Prompt: Each line below should be reproduced without any alteration.
*** Opening of Source data ***
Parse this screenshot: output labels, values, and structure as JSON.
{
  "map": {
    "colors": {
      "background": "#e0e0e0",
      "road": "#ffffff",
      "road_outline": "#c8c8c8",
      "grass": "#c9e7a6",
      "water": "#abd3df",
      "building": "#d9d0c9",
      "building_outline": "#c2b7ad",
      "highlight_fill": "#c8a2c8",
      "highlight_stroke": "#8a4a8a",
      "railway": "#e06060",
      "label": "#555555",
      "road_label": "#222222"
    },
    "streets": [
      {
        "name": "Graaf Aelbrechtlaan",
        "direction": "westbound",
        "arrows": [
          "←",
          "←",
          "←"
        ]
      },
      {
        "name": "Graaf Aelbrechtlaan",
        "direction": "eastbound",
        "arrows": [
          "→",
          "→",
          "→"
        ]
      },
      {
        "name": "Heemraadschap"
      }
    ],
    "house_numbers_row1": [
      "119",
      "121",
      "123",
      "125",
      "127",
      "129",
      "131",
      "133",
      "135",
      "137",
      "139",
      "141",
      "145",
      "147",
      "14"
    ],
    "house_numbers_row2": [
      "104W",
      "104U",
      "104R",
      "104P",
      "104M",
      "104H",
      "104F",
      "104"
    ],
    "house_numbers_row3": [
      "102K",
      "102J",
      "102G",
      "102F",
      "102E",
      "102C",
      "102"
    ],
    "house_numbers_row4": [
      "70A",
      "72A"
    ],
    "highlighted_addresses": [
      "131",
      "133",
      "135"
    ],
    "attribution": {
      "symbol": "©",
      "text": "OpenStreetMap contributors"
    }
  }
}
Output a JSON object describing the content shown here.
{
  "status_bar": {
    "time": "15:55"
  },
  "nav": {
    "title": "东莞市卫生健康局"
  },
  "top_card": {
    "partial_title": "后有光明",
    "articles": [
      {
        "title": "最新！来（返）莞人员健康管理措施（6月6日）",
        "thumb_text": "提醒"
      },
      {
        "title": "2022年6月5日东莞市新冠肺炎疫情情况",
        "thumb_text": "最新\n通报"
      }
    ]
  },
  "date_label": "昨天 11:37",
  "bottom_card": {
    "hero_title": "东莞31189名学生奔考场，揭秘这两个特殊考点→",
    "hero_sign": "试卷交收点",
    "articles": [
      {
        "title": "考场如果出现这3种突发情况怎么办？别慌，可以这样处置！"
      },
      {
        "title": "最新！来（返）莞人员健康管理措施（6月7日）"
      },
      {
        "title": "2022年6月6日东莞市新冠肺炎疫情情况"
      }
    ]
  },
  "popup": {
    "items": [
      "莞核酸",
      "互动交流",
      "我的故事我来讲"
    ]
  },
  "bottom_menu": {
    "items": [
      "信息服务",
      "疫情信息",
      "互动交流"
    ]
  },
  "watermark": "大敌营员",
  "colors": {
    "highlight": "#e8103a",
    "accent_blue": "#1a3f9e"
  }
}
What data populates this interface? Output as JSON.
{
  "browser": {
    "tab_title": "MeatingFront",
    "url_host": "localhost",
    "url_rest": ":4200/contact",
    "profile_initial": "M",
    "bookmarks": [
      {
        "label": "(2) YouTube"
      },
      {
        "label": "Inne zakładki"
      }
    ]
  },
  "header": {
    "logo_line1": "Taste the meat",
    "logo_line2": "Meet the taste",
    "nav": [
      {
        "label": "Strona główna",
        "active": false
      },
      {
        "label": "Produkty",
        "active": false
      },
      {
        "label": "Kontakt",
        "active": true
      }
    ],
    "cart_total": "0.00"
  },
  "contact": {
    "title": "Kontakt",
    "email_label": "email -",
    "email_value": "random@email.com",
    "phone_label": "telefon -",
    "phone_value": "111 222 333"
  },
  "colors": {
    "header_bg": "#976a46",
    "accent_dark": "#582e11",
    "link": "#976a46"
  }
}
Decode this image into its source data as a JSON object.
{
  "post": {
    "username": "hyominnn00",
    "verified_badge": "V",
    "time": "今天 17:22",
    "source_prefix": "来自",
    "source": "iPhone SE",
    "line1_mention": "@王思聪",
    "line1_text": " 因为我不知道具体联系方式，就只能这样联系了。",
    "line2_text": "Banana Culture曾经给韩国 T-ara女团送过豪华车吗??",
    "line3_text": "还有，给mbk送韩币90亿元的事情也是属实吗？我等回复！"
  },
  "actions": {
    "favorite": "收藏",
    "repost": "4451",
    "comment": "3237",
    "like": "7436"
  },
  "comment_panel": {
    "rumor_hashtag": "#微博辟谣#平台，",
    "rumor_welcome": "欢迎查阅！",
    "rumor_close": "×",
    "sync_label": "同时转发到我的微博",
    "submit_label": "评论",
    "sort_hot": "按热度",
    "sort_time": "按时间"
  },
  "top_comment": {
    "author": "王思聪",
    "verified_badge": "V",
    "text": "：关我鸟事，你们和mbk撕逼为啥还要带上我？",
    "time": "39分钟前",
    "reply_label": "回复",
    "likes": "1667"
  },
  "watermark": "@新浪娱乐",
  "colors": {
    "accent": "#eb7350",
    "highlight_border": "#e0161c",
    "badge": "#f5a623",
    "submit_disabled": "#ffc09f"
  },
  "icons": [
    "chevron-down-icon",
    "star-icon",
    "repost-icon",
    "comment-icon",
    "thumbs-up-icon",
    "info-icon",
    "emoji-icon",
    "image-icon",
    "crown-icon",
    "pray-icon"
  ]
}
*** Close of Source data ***
Solution below:
Parse this screenshot: output labels, values, and structure as JSON.
{
  "map": {
    "colors": {
      "background": "#e0e0e0",
      "road": "#ffffff",
      "road_outline": "#c8c8c8",
      "grass": "#c9e7a6",
      "water": "#abd3df",
      "building": "#d9d0c9",
      "building_outline": "#c2b7ad",
      "highlight_fill": "#c8a2c8",
      "highlight_stroke": "#8a4a8a",
      "railway": "#e06060",
      "label": "#555555",
      "road_label": "#222222"
    },
    "streets": [
      {
        "name": "Graaf Aelbrechtlaan",
        "direction": "westbound",
        "arrows": [
          "←",
          "←",
          "←"
        ]
      },
      {
        "name": "Graaf Aelbrechtlaan",
        "direction": "eastbound",
        "arrows": [
          "→",
          "→",
          "→"
        ]
      },
      {
        "name": "Heemraadschap"
      }
    ],
    "house_numbers_row1": [
      "119",
      "121",
      "123",
      "125",
      "127",
      "129",
      "131",
      "133",
      "135",
      "137",
      "139",
      "141",
      "145",
      "147",
      "14"
    ],
    "house_numbers_row2": [
      "104W",
      "104U",
      "104R",
      "104P",
      "104M",
      "104H",
      "104F",
      "104"
    ],
    "house_numbers_row3": [
      "102K",
      "102J",
      "102G",
      "102F",
      "102E",
      "102C",
      "102"
    ],
    "house_numbers_row4": [
      "70A",
      "72A"
    ],
    "highlighted_addresses": [
      "131",
      "133",
      "135"
    ],
    "attribution": {
      "symbol": "©",
      "text": "OpenStreetMap contributors"
    }
  }
}
Output a JSON object describing the content shown here.
{
  "status_bar": {
    "time": "15:55"
  },
  "nav": {
    "title": "东莞市卫生健康局"
  },
  "top_card": {
    "partial_title": "后有光明",
    "articles": [
      {
        "title": "最新！来（返）莞人员健康管理措施（6月6日）",
        "thumb_text": "提醒"
      },
      {
        "title": "2022年6月5日东莞市新冠肺炎疫情情况",
        "thumb_text": "最新\n通报"
      }
    ]
  },
  "date_label": "昨天 11:37",
  "bottom_card": {
    "hero_title": "东莞31189名学生奔考场，揭秘这两个特殊考点→",
    "hero_sign": "试卷交收点",
    "articles": [
      {
        "title": "考场如果出现这3种突发情况怎么办？别慌，可以这样处置！"
      },
      {
        "title": "最新！来（返）莞人员健康管理措施（6月7日）"
      },
      {
        "title": "2022年6月6日东莞市新冠肺炎疫情情况"
      }
    ]
  },
  "popup": {
    "items": [
      "莞核酸",
      "互动交流",
      "我的故事我来讲"
    ]
  },
  "bottom_menu": {
    "items": [
      "信息服务",
      "疫情信息",
      "互动交流"
    ]
  },
  "watermark": "大敌营员",
  "colors": {
    "highlight": "#e8103a",
    "accent_blue": "#1a3f9e"
  }
}
What data populates this interface? Output as JSON.
{
  "browser": {
    "tab_title": "MeatingFront",
    "url_host": "localhost",
    "url_rest": ":4200/contact",
    "profile_initial": "M",
    "bookmarks": [
      {
        "label": "(2) YouTube"
      },
      {
        "label": "Inne zakładki"
      }
    ]
  },
  "header": {
    "logo_line1": "Taste the meat",
    "logo_line2": "Meet the taste",
    "nav": [
      {
        "label": "Strona główna",
        "active": false
      },
      {
        "label": "Produkty",
        "active": false
      },
      {
        "label": "Kontakt",
        "active": true
      }
    ],
    "cart_total": "0.00"
  },
  "contact": {
    "title": "Kontakt",
    "email_label": "email -",
    "email_value": "random@email.com",
    "phone_label": "telefon -",
    "phone_value": "111 222 333"
  },
  "colors": {
    "header_bg": "#976a46",
    "accent_dark": "#582e11",
    "link": "#976a46"
  }
}
Decode this image into its source data as a JSON object.
{
  "post": {
    "username": "hyominnn00",
    "verified_badge": "V",
    "time": "今天 17:22",
    "source_prefix": "来自",
    "source": "iPhone SE",
    "line1_mention": "@王思聪",
    "line1_text": " 因为我不知道具体联系方式，就只能这样联系了。",
    "line2_text": "Banana Culture曾经给韩国 T-ara女团送过豪华车吗??",
    "line3_text": "还有，给mbk送韩币90亿元的事情也是属实吗？我等回复！"
  },
  "actions": {
    "favorite": "收藏",
    "repost": "4451",
    "comment": "3237",
    "like": "7436"
  },
  "comment_panel": {
    "rumor_hashtag": "#微博辟谣#平台，",
    "rumor_welcome": "欢迎查阅！",
    "rumor_close": "×",
    "sync_label": "同时转发到我的微博",
    "submit_label": "评论",
    "sort_hot": "按热度",
    "sort_time": "按时间"
  },
  "top_comment": {
    "author": "王思聪",
    "verified_badge": "V",
    "text": "：关我鸟事，你们和mbk撕逼为啥还要带上我？",
    "time": "39分钟前",
    "reply_label": "回复",
    "likes": "1667"
  },
  "watermark": "@新浪娱乐",
  "colors": {
    "accent": "#eb7350",
    "highlight_border": "#e0161c",
    "badge": "#f5a623",
    "submit_disabled": "#ffc09f"
  },
  "icons": [
    "chevron-down-icon",
    "star-icon",
    "repost-icon",
    "comment-icon",
    "thumbs-up-icon",
    "info-icon",
    "emoji-icon",
    "image-icon",
    "crown-icon",
    "pray-icon"
  ]
}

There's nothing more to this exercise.